Hoping the Weirwolf can shine again
- T54 400m heats at 22:14 on Sunday, 11 September and final at 14:16 on Sunday, 12 September
- T54 1,500m heats at 22:48 on Monday, 12 September and final at 22:22 on Tuesday, 13 September
- T54 800m heats at 22:59 on Wednesday, 14 September and final at 16:02 on Thursday, 15 September
- T53/54 4x400m relay heats at 16:21 on Friday, 16 September and final at 21:30 on Saturday, 17 September
- T54 marathon at 16:30 on Sunday, 18 September
I love watching David Weir race, from the skinny kid I first saw in Atlanta in 1996 to the four-time London gold medallist.
It has been a really tough four years for him and even to win one medal of any colour will be a great achievement. Certainly, it will be very tough for him to do what he did in London.
Wheelchair racing is one of the deepest sports in terms of quality and so many guys can finish within half a second of each other.
In London, the others let Dave make every decision in his races and we saw what happened - but I don't think they will let him do that again.
Feeling the tension at the track
- T44 100m heats at 21:45 on Thursday, 8 September and final at 23:58 on Friday, 9 September
The start line for the T44 100m final on Friday will probably be the most tense we will see at any race over the entire programme.
The rivalry between defending champion Jonnie Peacock and the now-retired Richard Browne was quite feisty and brought out the best in Jonnie, but the rivalry between Jonnie and American Jarryd Wallace is different and definitely less fraught.
Jonnie has always delivered for Great Britain. It hasn't been an easy four years for him since 2012 with injury problems and new rivals emerging, but he will want to do it again. It will be one of the most interesting races and will be won and lost in the first 30 metres. The winner will be whoever gets out of the blocks clean and up to their top speed first.
It will also be interesting to see what shape Brazil's Alan Oliveira is in. He bulked up a lot after the 2013 World Championships in Lyon and I don't think that helped his sprinting. We all assumed after London that his star would just rise and rise, but it hasn't been quite that way.
I wish German long jumper Markus Rehm was in the 100m because I want to see how fast he can run. We know how far he can jump and he is nailed on for gold there, but it is a shame he isn't going for a double.
Watching my protégé on track
- T54 1500m heats at 22:19 on Monday, 12 September and final at 22:14 on Tuesday, 13 September
- T54 5,000m heats 14:00 on Wednesday, 14 September and final at 21:30 on Thursday, 15 September
- T54 800m heats at 14:00 and final at 21:48 on Saturday, 17 September
I've been working with wheelchair racer Jade Jones for a number of years and she goes in three events in the T54 category at her second Games.
I will feel so nervous watching her because there is nothing I can do. She is great and resilient and makes good decisions, but commentating on her races is just horrible.
You have to be aware of being objective and not watching her and calling the race as you see it - but there is a bit when I want to scream at her to go for it.

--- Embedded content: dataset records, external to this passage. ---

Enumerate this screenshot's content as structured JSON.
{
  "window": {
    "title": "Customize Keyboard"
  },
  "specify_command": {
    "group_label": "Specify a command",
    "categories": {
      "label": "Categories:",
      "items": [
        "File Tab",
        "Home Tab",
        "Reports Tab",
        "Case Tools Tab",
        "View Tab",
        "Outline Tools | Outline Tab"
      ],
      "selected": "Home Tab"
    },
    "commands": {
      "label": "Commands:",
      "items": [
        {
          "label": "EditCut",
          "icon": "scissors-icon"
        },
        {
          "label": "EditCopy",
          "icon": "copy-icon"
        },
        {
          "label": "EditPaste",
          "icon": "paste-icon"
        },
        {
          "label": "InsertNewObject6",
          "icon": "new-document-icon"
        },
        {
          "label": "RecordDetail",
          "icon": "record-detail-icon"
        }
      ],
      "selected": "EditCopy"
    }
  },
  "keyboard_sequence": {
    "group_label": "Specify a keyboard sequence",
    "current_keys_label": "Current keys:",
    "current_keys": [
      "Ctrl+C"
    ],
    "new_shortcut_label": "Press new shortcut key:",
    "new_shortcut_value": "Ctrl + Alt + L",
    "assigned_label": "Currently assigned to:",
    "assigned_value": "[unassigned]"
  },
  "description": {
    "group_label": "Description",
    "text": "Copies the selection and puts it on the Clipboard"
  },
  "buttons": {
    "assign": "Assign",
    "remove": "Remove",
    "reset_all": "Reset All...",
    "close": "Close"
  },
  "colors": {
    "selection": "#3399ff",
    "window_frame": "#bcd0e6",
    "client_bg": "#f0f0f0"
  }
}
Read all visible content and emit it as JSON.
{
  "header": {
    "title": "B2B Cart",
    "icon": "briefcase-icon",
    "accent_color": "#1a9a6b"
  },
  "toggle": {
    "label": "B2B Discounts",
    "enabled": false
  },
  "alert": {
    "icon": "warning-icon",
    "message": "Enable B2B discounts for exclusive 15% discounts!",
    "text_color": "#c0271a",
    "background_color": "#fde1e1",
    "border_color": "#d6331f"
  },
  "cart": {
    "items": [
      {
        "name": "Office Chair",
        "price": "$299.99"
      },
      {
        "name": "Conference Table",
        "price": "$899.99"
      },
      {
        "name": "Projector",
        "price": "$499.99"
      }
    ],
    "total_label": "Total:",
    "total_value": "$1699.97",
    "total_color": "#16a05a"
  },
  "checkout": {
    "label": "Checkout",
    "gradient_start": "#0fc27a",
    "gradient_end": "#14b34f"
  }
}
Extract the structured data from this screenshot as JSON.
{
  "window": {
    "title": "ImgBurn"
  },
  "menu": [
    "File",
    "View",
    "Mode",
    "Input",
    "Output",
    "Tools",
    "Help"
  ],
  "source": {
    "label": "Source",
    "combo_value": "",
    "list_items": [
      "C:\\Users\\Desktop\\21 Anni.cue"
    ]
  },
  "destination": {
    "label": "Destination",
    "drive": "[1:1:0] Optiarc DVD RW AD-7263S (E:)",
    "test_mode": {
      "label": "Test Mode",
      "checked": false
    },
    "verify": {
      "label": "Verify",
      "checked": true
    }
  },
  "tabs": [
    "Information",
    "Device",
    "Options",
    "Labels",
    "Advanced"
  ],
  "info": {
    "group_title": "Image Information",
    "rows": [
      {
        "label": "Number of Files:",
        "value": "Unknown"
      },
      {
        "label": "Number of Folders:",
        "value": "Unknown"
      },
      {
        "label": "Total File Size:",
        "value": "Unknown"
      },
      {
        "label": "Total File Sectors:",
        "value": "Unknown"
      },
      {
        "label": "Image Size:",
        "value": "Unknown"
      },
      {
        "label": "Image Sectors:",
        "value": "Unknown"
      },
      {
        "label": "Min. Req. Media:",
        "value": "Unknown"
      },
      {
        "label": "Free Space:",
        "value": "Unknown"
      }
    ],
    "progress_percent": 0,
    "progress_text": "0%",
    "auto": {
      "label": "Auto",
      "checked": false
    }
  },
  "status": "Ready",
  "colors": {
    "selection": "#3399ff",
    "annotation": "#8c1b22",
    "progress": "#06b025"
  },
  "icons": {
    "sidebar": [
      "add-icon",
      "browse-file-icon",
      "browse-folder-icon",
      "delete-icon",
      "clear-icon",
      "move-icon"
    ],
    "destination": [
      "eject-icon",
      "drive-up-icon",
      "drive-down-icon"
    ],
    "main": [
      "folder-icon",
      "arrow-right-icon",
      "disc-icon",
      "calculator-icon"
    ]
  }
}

She is pushing well, is in good shape and is hitting her best ever top-end speed, lifting more in the gym.
She has to forget about American Tatyana McFadden, who is so dominant in that category, but if Jade was to win a medal, I might cry on air.
Experiencing the Games as a whole
I know that this isn't technically a moment, but the Games as a whole will be memorable.
We know it has been a difficult build-up to the Games. However, what has been amazing is how huge the campaign to fill the seats and the public support in Britain has been.
It shows how much people care about the Paralympics. I was travelling across Europe when the news broke about disappointing ticket sales - and the fact that it made news in Germany and Belgium in a way it probably never has done before is a sign of change.
Ticket sales are now looking better and I think the sport will be great because standards are rising.
Does it actually matter that there isn't as much Paralympic branding in Rio as there was in London? It would have been nice but it is more important to be able to get the bus to your venue.
Baroness Grey-Thompson was speaking to BBC Sport's Elizabeth Hudson.